You know how it is always right-wingers who are getting labeled book-banners? That’s a new thing, right? Right? From the Washington Post:

“To Kill A Mockingbird centers on whiteness,” the teachers wrote in their challenge, adding that “it presents a barrier to understanding and celebrating an authentic Black point of view in Civil Rights era literature and should be removed.”

If you can’t teach To Kill a Mockingbird without traumatizing your students, then you shouldn’t be a teacher at all. Go where your heart leads you and work as the prison guard you were always meant to be.

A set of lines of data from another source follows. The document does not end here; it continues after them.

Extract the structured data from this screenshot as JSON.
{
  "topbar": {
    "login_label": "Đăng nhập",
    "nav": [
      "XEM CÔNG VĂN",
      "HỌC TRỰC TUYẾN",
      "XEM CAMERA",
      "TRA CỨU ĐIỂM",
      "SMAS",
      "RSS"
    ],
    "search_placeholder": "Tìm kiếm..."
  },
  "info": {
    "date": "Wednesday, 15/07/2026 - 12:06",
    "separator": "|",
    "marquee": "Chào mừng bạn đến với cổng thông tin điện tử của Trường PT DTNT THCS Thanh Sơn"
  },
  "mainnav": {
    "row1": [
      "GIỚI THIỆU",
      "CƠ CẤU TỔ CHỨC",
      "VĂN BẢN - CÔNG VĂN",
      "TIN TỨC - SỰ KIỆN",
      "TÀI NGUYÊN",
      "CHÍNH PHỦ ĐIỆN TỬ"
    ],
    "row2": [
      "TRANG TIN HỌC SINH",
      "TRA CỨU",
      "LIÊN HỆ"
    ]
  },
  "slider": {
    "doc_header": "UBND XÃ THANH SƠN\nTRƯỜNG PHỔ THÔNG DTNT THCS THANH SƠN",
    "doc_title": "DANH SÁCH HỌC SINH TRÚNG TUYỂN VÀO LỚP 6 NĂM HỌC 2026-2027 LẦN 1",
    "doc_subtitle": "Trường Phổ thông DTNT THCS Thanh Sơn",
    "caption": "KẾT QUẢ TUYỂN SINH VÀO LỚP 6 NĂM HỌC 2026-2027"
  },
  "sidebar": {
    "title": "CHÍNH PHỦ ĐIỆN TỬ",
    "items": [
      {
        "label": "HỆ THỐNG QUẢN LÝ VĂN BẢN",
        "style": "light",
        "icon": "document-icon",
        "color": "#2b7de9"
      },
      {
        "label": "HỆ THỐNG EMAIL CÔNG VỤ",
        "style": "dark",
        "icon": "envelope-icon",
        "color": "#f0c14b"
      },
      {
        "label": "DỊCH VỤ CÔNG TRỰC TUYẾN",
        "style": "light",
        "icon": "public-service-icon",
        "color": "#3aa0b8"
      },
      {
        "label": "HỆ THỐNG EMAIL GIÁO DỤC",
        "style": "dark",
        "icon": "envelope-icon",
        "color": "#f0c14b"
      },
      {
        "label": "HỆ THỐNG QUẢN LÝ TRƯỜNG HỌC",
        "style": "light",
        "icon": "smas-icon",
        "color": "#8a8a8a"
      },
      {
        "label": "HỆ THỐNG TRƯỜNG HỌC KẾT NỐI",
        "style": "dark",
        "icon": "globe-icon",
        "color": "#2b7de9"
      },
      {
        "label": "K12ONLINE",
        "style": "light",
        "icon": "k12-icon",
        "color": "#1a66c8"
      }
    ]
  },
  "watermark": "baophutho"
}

Kevin D. Williamson is national correspondent at The Dispatch and is based in Virginia. Prior to joining the company in 2022, he spent 15 years as a writer and editor at National Review, worked as the theater critic at the New Criterion, and had a long career in local newspapers. He is also a writer in residence at the Competitive Enterprise Institute. When Kevin is not reporting on the world outside Washington for his Wanderland newsletter, you can find him at the rifle range or reading a book about literally almost anything other than politics.